It is nice to live in an area where a versatile market is a stone’s throw away, a good public transport system a stroll of a distance from your front door and the most smashing ‘rempeyek’ ever selling close by for every other day’s purchase. I learned to appreciate these small offerings in the short time span I spent on a family holiday trip to Singapore, reconnecting with long-lost or more so newly-found families. It was meant to celebrate my birthday and hubby’s – a so-called birthday trip to Malaysia’s sister land down under. Turned out we celebrated more than that – we celebrated heartfelt reunions, great companies and warm hospitality by people tied to us in one way or another via ancestral blood, ties some of which are supposedly close in relation.
So it was over the weekends and then some that we had a change in the physical and emotional environment. It wasn’t just a change in cities and in homes; we also had a change of family this week – for Adam, from having a new grandmother, aunts, uncles and cousins, he’d upgraded to having great-grandparents too, probably the only ones he’ll ever have from this side of the family.
I’ve always had a big list of things to do when visiting places. Its my way of making trips feel worth the while (or used to feel). Plenty of must-go-or-I’ll-forever-brood-over-it places to visit, scheduling with friends and lots of meeting family time and playing cards. I’ve missed plenty of all that respectively, but far from feeling regret, I feel fulfilled; because the few of each occasions that I managed to cover made everything worth the while. I guess in a way, I no longer feel the need to rush things through and living in the moment more than rushing through it. What’s the point of being on a holiday when you’re too busy being stressed out over time management and being grumpy about missing the earlier train to catch Shrek and Fiona roaming the streets of Universal Studio.

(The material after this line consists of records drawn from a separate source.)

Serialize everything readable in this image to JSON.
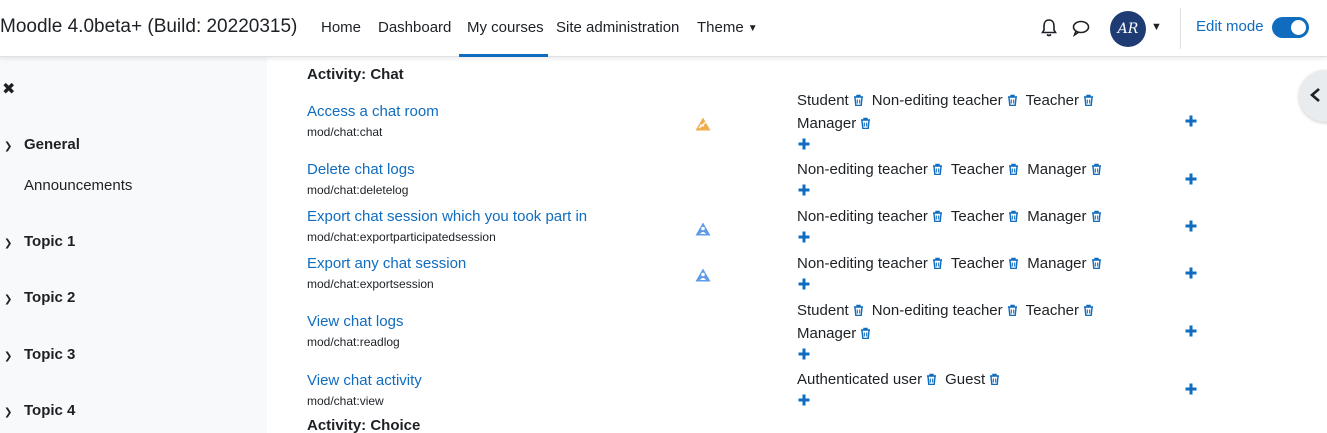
{
  "navbar": {
    "brand": "Moodle 4.0beta+ (Build: 20220315)",
    "items": [
      {
        "label": "Home"
      },
      {
        "label": "Dashboard"
      },
      {
        "label": "My courses",
        "active": true
      },
      {
        "label": "Site administration"
      },
      {
        "label": "Theme"
      }
    ],
    "avatar_initials": "AR",
    "edit_mode_label": "Edit mode",
    "edit_mode_on": true
  },
  "drawer": {
    "sections": [
      {
        "label": "General",
        "items": [
          "Announcements"
        ]
      },
      {
        "label": "Topic 1"
      },
      {
        "label": "Topic 2"
      },
      {
        "label": "Topic 3"
      },
      {
        "label": "Topic 4"
      }
    ]
  },
  "main": {
    "heading": "Activity: Chat",
    "next_heading": "Activity: Choice",
    "capabilities": [
      {
        "title": "Access a chat room",
        "name": "mod/chat:chat",
        "risk": "spam",
        "roles": [
          "Student",
          "Non-editing teacher",
          "Teacher",
          "Manager"
        ]
      },
      {
        "title": "Delete chat logs",
        "name": "mod/chat:deletelog",
        "risk": "",
        "roles": [
          "Non-editing teacher",
          "Teacher",
          "Manager"
        ]
      },
      {
        "title": "Export chat session which you took part in",
        "name": "mod/chat:exportparticipatedsession",
        "risk": "personal",
        "roles": [
          "Non-editing teacher",
          "Teacher",
          "Manager"
        ]
      },
      {
        "title": "Export any chat session",
        "name": "mod/chat:exportsession",
        "risk": "personal",
        "roles": [
          "Non-editing teacher",
          "Teacher",
          "Manager"
        ]
      },
      {
        "title": "View chat logs",
        "name": "mod/chat:readlog",
        "risk": "",
        "roles": [
          "Student",
          "Non-editing teacher",
          "Teacher",
          "Manager"
        ]
      },
      {
        "title": "View chat activity",
        "name": "mod/chat:view",
        "risk": "",
        "roles": [
          "Authenticated user",
          "Guest"
        ]
      }
    ]
  },
  "colors": {
    "accent": "#0f6cbf",
    "risk_spam": "#f0ad4e",
    "risk_personal": "#5f9be8"
  }
}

I guess I have come to a point in my life where relationships have gained an upper status in value than the need to complete the must-do’s of holidaying. It may either mean I’m getting older and have less flair for the flashy world of fleeting enjoyment or I have become more matured and begun to treasure more tangible aspects of life like reconnecting with relatives and creating meaningful family memories. I came around making more than just memories – it included a bonus of making closer familial ties with relatives who days ago were close to being strangers. I know now, holidaying is not all about covering as many hotspots and doing as many item’s in the tourists’ must-do lists, its about making great memories regardless of where you go or what you do. For me, this is what I achieved on this trip to Singapore. Despite that, we still managed to cover the tourist essential hotspots, but they no longer become the highlights of the trip. The family reunions and bridging familial ties are.
If time grants me the opportunity, more post on Singapore may come later.